Influential government advisers are deciding Thursday how best to expand the nation’s COVID-19 booster campaign, including whether and when it’s OK to “mix and match” brands for the extra dose.
The advisers to the Centers for Disease Control and Prevention are slated to discuss who should get extra doses of the Moderna or Johnson & Johnson vaccines — and the bigger question of getting a different brand for the booster than people’s original vaccination.
The Food and Drug Administration authorized both steps Wednesday, as part of a federal push to broaden booster access for the U.S. public. But the CDC, guided by its advisory panel, provides the final blessing.
About two-thirds of Americans eligible for COVID-19 shots are fully vaccinated, and several million have gotten additional doses of Pfizer’s vaccine after the FDA and CDC gave that go-ahead last month. While health authorities hope boosters will shore up waning immunity against milder coronavirus infections, all the vaccines still offer strong protection against hospitalizations and death — and getting the unvaccinated their first shots remain a priority.
“For most individuals, in most circumstances, death from COVID-19 is vaccine-preventable,” said CDC adviser Dr. Matthew Daley of Kaiser Permanente Colorado.
Thursday’s meeting promises tough decisions, just like the panel faced with Pfizer’s boosters. Ultimately those boosters were recommended for everyone 65 and older, nursing home residents, and younger adults at increased risk of infection because of health problems, jobs or living conditions.
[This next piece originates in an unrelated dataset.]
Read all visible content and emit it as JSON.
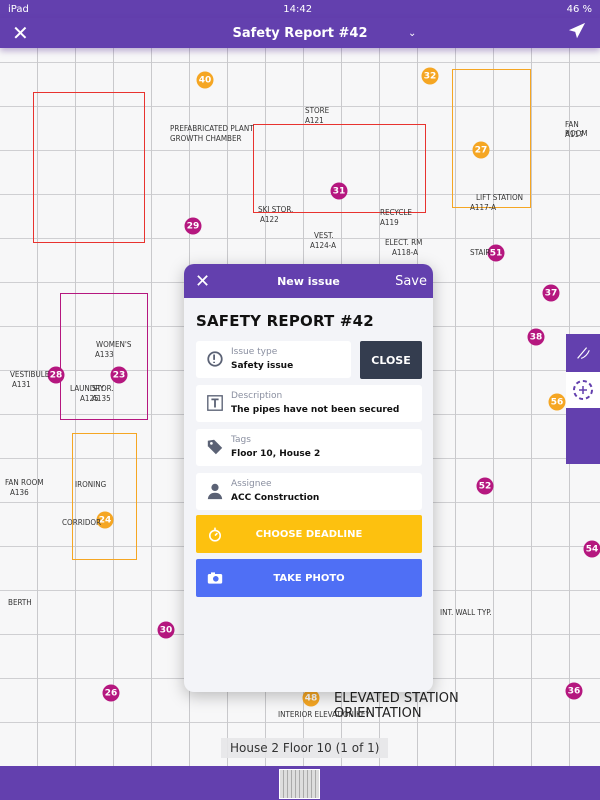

That includes healthcare workers, teachers and people in jails or homeless shelters.
The FDA cleared Moderna’s half-dose booster for those same groups, also six months after the last shot.
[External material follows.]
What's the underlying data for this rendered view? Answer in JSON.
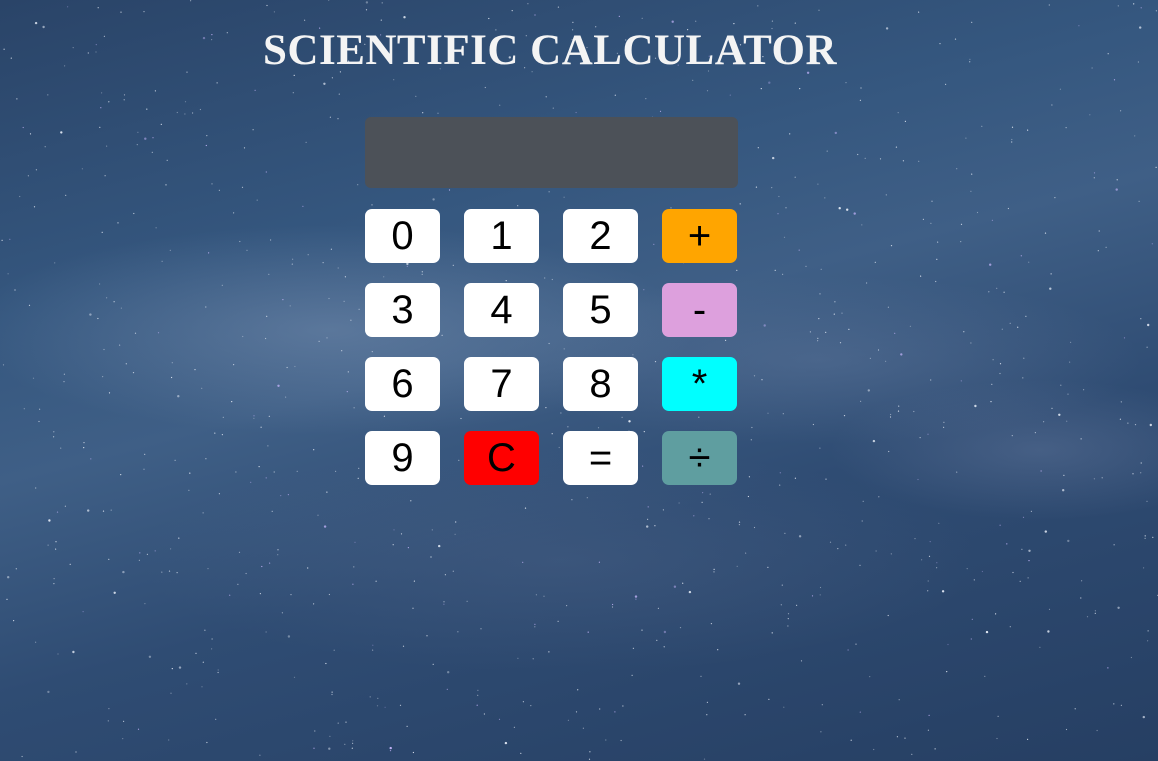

But for J&J’s single-shot vaccine, the FDA said all U.S. recipients need wait only two months following their initial vaccination. The agency said any adult who got the J&J shot should be eligible for a booster — a decision driven by research showing a single J&J dose was significantly less effective than a two-dose Pfizer or Moderna.
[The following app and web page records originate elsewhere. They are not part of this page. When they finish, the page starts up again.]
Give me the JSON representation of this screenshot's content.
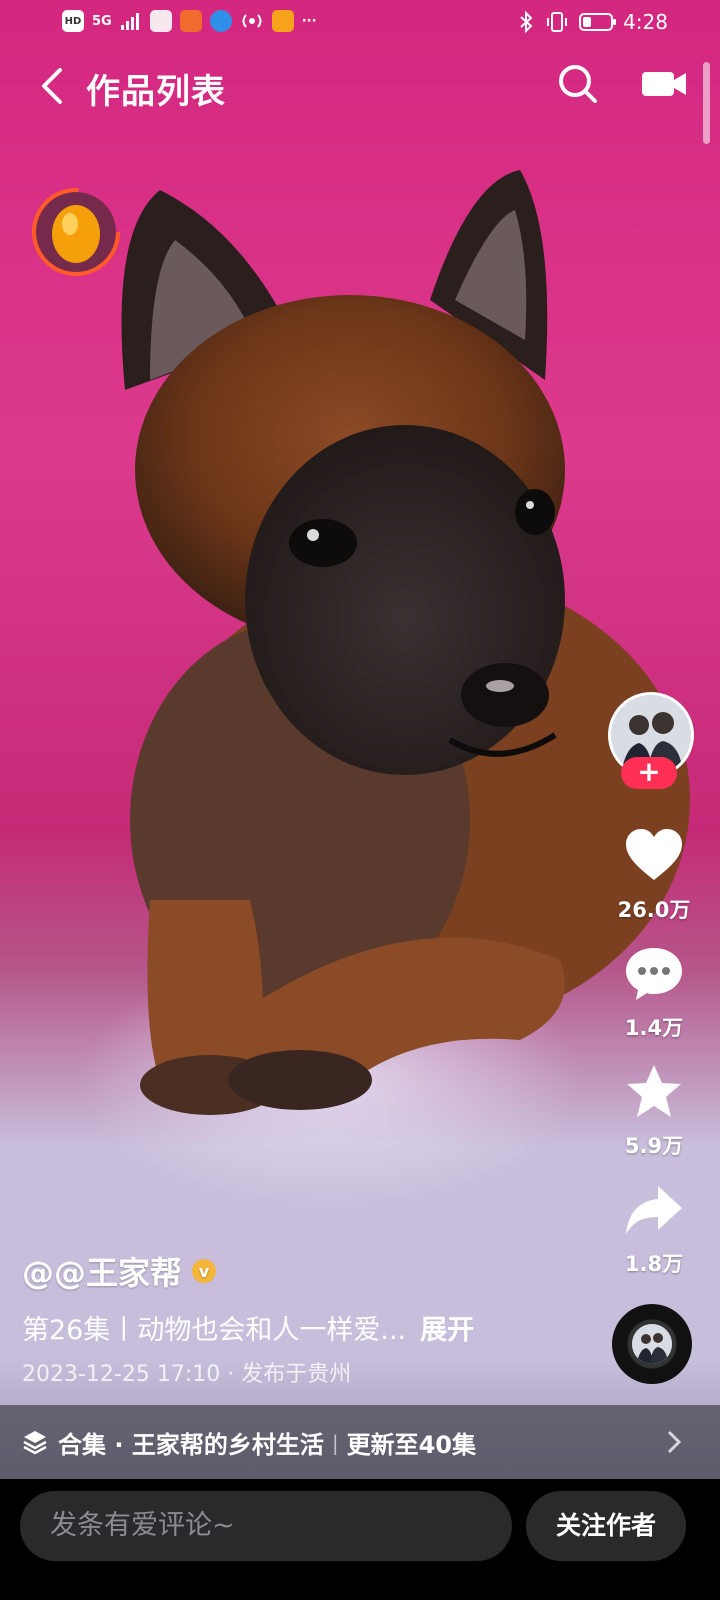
{
  "status_bar": {
    "hd": "HD",
    "network": "5G",
    "time": "4:28",
    "more": "···",
    "battery_level": 0.3
  },
  "nav": {
    "title": "作品列表"
  },
  "actions": {
    "like_count": "26.0万",
    "comment_count": "1.4万",
    "favorite_count": "5.9万",
    "share_count": "1.8万"
  },
  "post": {
    "author": "@@王家帮",
    "caption": "第26集丨动物也会和人一样爱...",
    "expand_label": "展开",
    "meta": "2023-12-25 17:10 · 发布于贵州"
  },
  "collection": {
    "label": "合集 · 王家帮的乡村生活",
    "update": "更新至40集"
  },
  "bottom": {
    "comment_placeholder": "发条有爱评论~",
    "follow_label": "关注作者"
  },
  "colors": {
    "accent": "#ff2f55",
    "verified": "#f3b53a"
  }
}
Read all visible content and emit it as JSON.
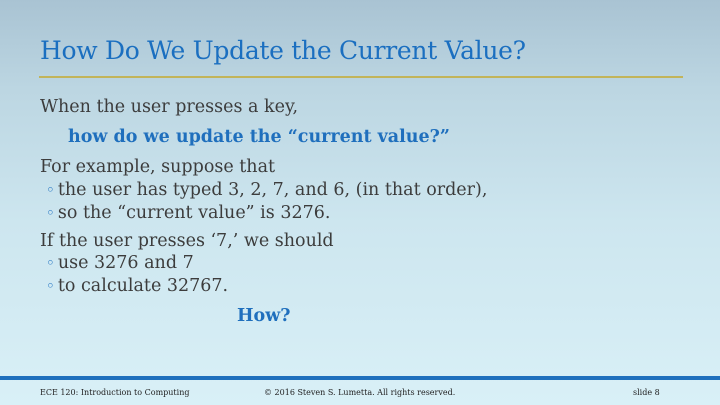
{
  "slide": {
    "title": "How Do We Update the Current Value?",
    "lines": {
      "l1": "When the user presses a key,",
      "l2": "how do we update the “current value?”",
      "l3": "For example, suppose that",
      "l4": "the user has typed 3, 2, 7, and 6, (in that order),",
      "l5": "so the “current value” is 3276.",
      "l6": "If the user presses ‘7,’ we should",
      "l7": "use 3276 and 7",
      "l8": "to calculate 32767.",
      "l9": "How?"
    }
  },
  "footer": {
    "course": "ECE 120: Introduction to Computing",
    "copyright": "© 2016 Steven S. Lumetta.  All rights reserved.",
    "slide_number": "slide 8"
  },
  "colors": {
    "title": "#1b6fc0",
    "emphasis": "#1f6fbd",
    "rule": "#c2b45a",
    "footer_bar": "#1f6fbd"
  }
}
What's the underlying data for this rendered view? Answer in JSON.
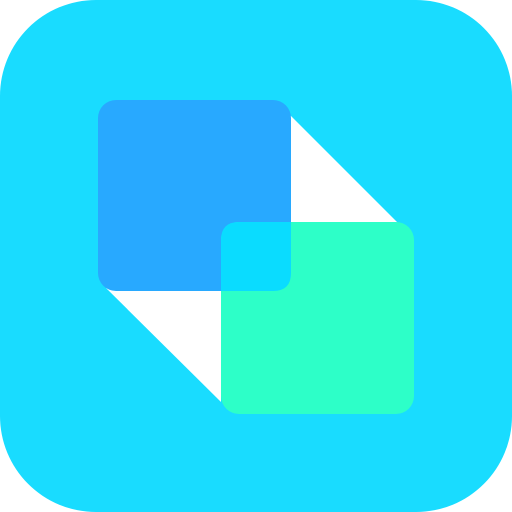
{
  "icon": {
    "name": "overlapping-squares-app-icon",
    "colors": {
      "background": "#19DCFF",
      "back_square": "#28A9FF",
      "front_square": "#2DFFC8",
      "overlap": "#0ADCFF",
      "connector": "#FFFFFF"
    }
  }
}
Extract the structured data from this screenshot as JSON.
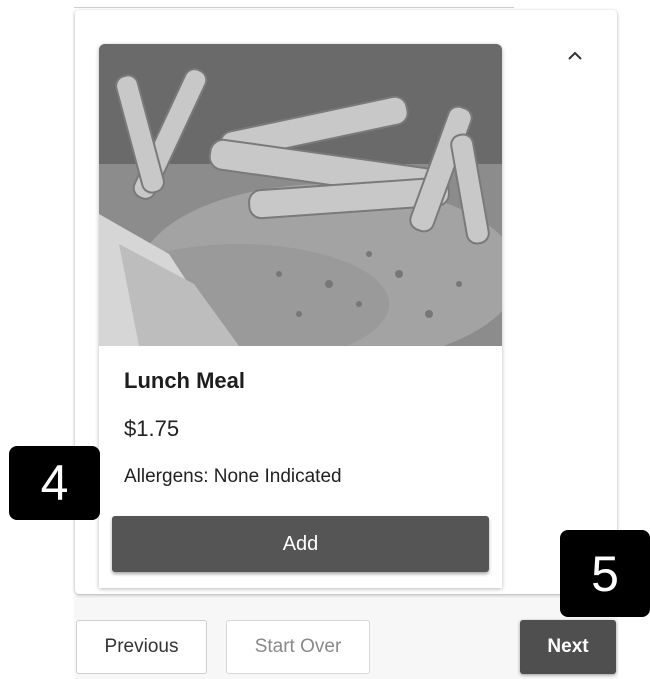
{
  "card": {
    "image_alt": "Lunch Meal photo",
    "name": "Lunch Meal",
    "price": "$1.75",
    "allergens": "Allergens: None Indicated",
    "add_label": "Add"
  },
  "annotations": {
    "badge_4": "4",
    "badge_5": "5"
  },
  "nav": {
    "previous_label": "Previous",
    "start_over_label": "Start Over",
    "next_label": "Next"
  },
  "icons": {
    "collapse": "chevron-up-icon"
  }
}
As for the mix-and-match question, the FDA opened the way for anyone eligible for a booster to get any of the country’s three authorized brands for that extra dose. The FDA stressed the practicality of being able to get whatever booster a particular pharmacy or clinic is offering, particularly in nursing homes and other institutional settings where residents have received different shots over time.